■ **RECORDS FOR THIS TASK**
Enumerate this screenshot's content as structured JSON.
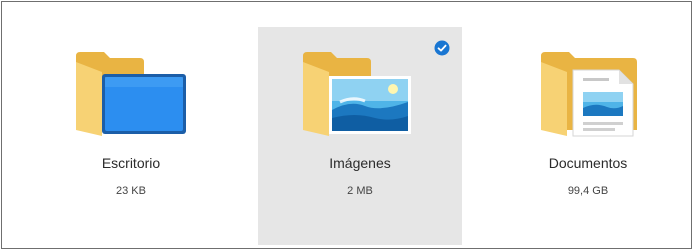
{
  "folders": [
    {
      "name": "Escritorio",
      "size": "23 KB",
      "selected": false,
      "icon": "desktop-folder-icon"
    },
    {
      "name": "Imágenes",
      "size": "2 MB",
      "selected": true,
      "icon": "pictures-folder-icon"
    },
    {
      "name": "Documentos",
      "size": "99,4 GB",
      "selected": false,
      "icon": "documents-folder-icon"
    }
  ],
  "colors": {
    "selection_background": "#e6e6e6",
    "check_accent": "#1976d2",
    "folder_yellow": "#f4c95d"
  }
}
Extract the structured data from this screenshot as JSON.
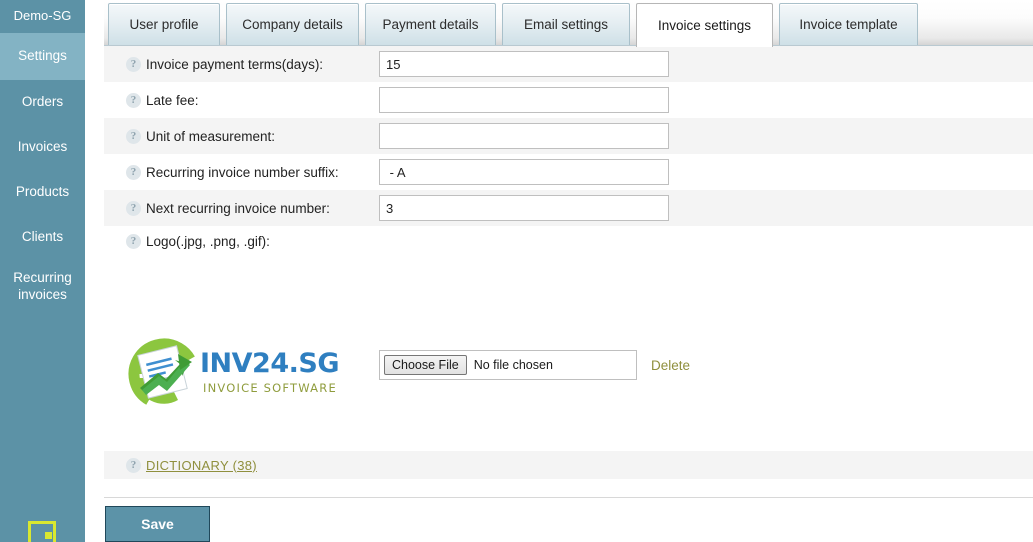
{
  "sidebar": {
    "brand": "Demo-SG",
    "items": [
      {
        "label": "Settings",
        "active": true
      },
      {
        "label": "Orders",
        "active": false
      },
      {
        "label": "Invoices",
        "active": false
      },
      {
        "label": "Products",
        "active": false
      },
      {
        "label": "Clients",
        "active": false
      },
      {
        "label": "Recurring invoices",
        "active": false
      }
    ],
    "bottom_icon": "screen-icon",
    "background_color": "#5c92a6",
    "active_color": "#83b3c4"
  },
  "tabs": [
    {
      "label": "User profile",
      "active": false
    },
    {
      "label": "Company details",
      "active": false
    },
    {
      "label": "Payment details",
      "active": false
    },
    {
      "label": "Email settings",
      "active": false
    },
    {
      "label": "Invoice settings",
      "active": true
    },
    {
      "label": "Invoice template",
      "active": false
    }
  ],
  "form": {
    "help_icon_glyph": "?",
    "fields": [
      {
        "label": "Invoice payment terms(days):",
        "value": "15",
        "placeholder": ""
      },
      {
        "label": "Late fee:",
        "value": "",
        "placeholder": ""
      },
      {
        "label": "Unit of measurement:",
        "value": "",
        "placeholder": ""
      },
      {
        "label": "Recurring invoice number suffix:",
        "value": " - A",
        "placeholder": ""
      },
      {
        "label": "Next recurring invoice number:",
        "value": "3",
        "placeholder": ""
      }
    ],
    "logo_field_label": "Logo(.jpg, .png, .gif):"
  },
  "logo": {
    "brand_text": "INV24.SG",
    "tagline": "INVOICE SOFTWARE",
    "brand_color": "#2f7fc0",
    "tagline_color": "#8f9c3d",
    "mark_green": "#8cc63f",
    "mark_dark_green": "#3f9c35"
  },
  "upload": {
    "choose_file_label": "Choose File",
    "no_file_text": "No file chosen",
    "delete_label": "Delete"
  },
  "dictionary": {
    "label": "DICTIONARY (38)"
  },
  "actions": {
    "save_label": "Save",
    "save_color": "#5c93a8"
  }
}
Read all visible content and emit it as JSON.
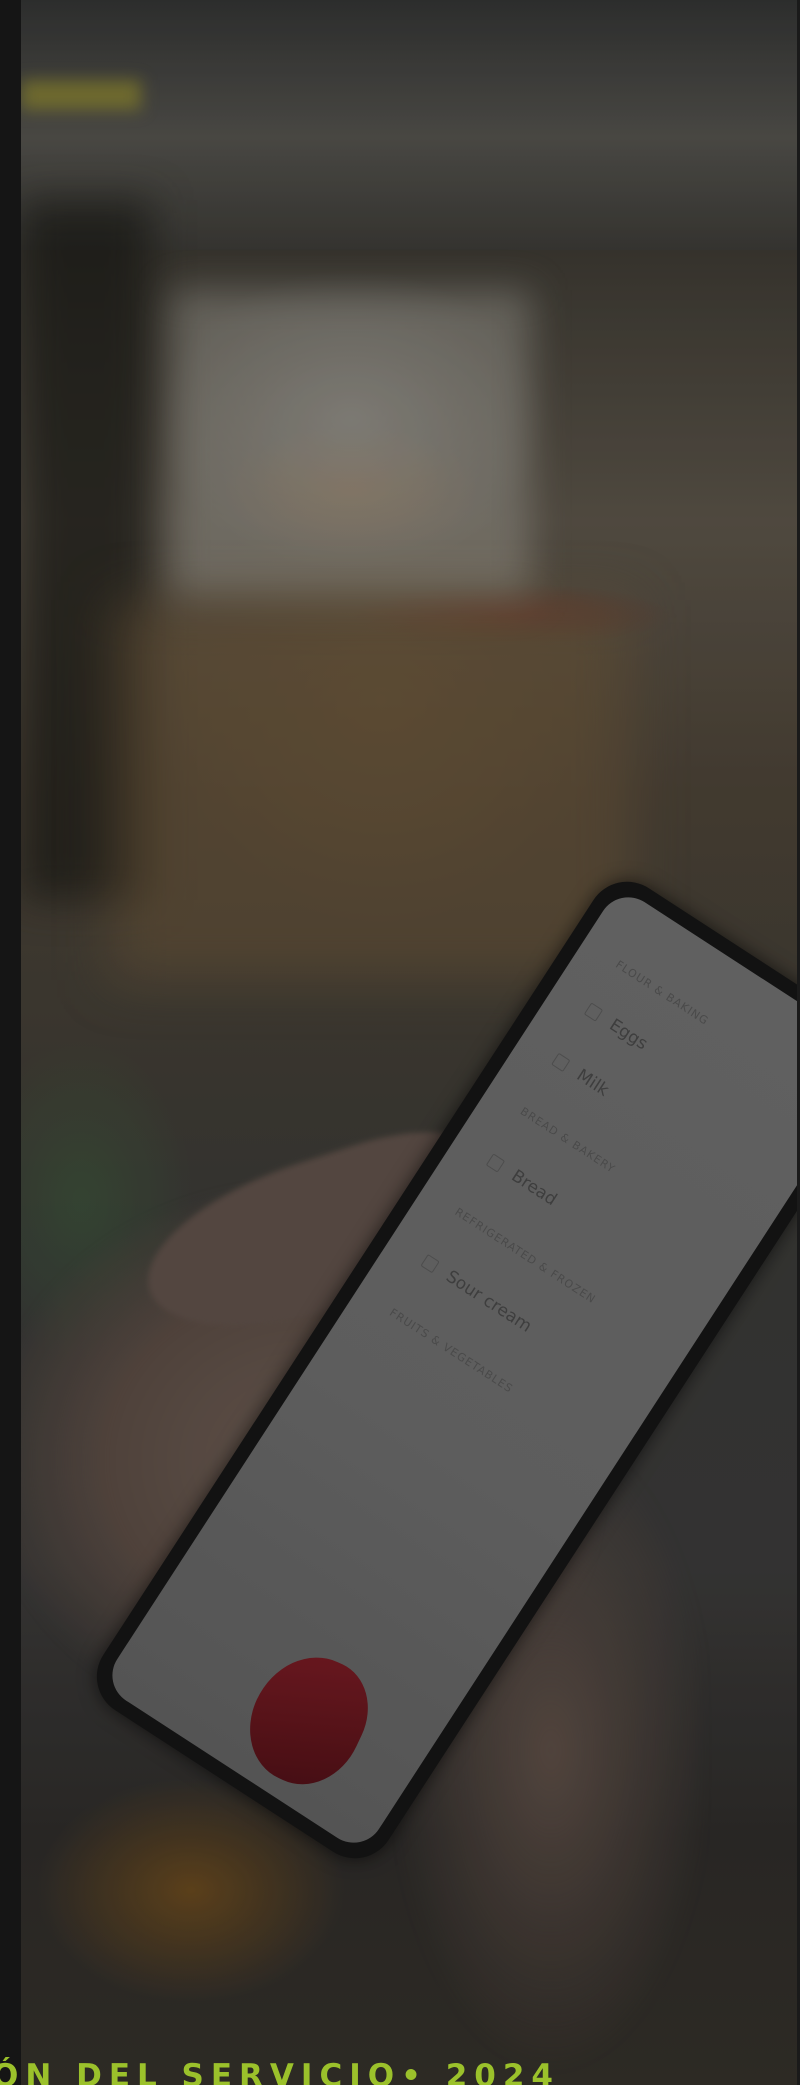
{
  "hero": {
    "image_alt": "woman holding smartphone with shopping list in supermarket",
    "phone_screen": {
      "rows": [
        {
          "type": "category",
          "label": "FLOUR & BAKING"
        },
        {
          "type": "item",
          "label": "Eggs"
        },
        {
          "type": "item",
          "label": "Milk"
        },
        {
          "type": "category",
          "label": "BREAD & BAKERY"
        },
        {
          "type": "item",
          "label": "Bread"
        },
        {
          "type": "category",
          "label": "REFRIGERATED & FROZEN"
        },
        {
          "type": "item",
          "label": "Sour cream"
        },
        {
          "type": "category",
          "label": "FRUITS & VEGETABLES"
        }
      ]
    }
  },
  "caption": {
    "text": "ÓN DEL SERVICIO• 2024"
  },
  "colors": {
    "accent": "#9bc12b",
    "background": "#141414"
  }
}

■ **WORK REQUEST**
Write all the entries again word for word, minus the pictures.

■ **TASK RESULT**
Enumerate this screenshot's content as structured JSON.
{
  "folders": [
    {
      "name": "Escritorio",
      "size": "23 KB",
      "selected": false,
      "icon": "desktop-folder-icon"
    },
    {
      "name": "Imágenes",
      "size": "2 MB",
      "selected": true,
      "icon": "pictures-folder-icon"
    },
    {
      "name": "Documentos",
      "size": "99,4 GB",
      "selected": false,
      "icon": "documents-folder-icon"
    }
  ],
  "colors": {
    "selection_background": "#e6e6e6",
    "check_accent": "#1976d2",
    "folder_yellow": "#f4c95d"
  }
}
Extract the structured data from this screenshot as JSON.
{
  "sidebar": {
    "brand": "Demo-SG",
    "items": [
      {
        "label": "Settings",
        "active": true
      },
      {
        "label": "Orders",
        "active": false
      },
      {
        "label": "Invoices",
        "active": false
      },
      {
        "label": "Products",
        "active": false
      },
      {
        "label": "Clients",
        "active": false
      },
      {
        "label": "Recurring invoices",
        "active": false
      }
    ],
    "bottom_icon": "screen-icon",
    "background_color": "#5c92a6",
    "active_color": "#83b3c4"
  },
  "tabs": [
    {
      "label": "User profile",
      "active": false
    },
    {
      "label": "Company details",
      "active": false
    },
    {
      "label": "Payment details",
      "active": false
    },
    {
      "label": "Email settings",
      "active": false
    },
    {
      "label": "Invoice settings",
      "active": true
    },
    {
      "label": "Invoice template",
      "active": false
    }
  ],
  "form": {
    "help_icon_glyph": "?",
    "fields": [
      {
        "label": "Invoice payment terms(days):",
        "value": "15",
        "placeholder": ""
      },
      {
        "label": "Late fee:",
        "value": "",
        "placeholder": ""
      },
      {
        "label": "Unit of measurement:",
        "value": "",
        "placeholder": ""
      },
      {
        "label": "Recurring invoice number suffix:",
        "value": " - A",
        "placeholder": ""
      },
      {
        "label": "Next recurring invoice number:",
        "value": "3",
        "placeholder": ""
      }
    ],
    "logo_field_label": "Logo(.jpg, .png, .gif):"
  },
  "logo": {
    "brand_text": "INV24.SG",
    "tagline": "INVOICE SOFTWARE",
    "brand_color": "#2f7fc0",
    "tagline_color": "#8f9c3d",
    "mark_green": "#8cc63f",
    "mark_dark_green": "#3f9c35"
  },
  "upload": {
    "choose_file_label": "Choose File",
    "no_file_text": "No file chosen",
    "delete_label": "Delete"
  },
  "dictionary": {
    "label": "DICTIONARY (38)"
  },
  "actions": {
    "save_label": "Save",
    "save_color": "#5c93a8"
  }
}
Read all visible content and emit it as JSON.
{
  "hero": {
    "image_alt": "woman holding smartphone with shopping list in supermarket",
    "phone_screen": {
      "rows": [
        {
          "type": "category",
          "label": "FLOUR & BAKING"
        },
        {
          "type": "item",
          "label": "Eggs"
        },
        {
          "type": "item",
          "label": "Milk"
        },
        {
          "type": "category",
          "label": "BREAD & BAKERY"
        },
        {
          "type": "item",
          "label": "Bread"
        },
        {
          "type": "category",
          "label": "REFRIGERATED & FROZEN"
        },
        {
          "type": "item",
          "label": "Sour cream"
        },
        {
          "type": "category",
          "label": "FRUITS & VEGETABLES"
        }
      ]
    }
  },
  "caption": {
    "text": "ÓN DEL SERVICIO• 2024"
  },
  "colors": {
    "accent": "#9bc12b",
    "background": "#141414"
  }
}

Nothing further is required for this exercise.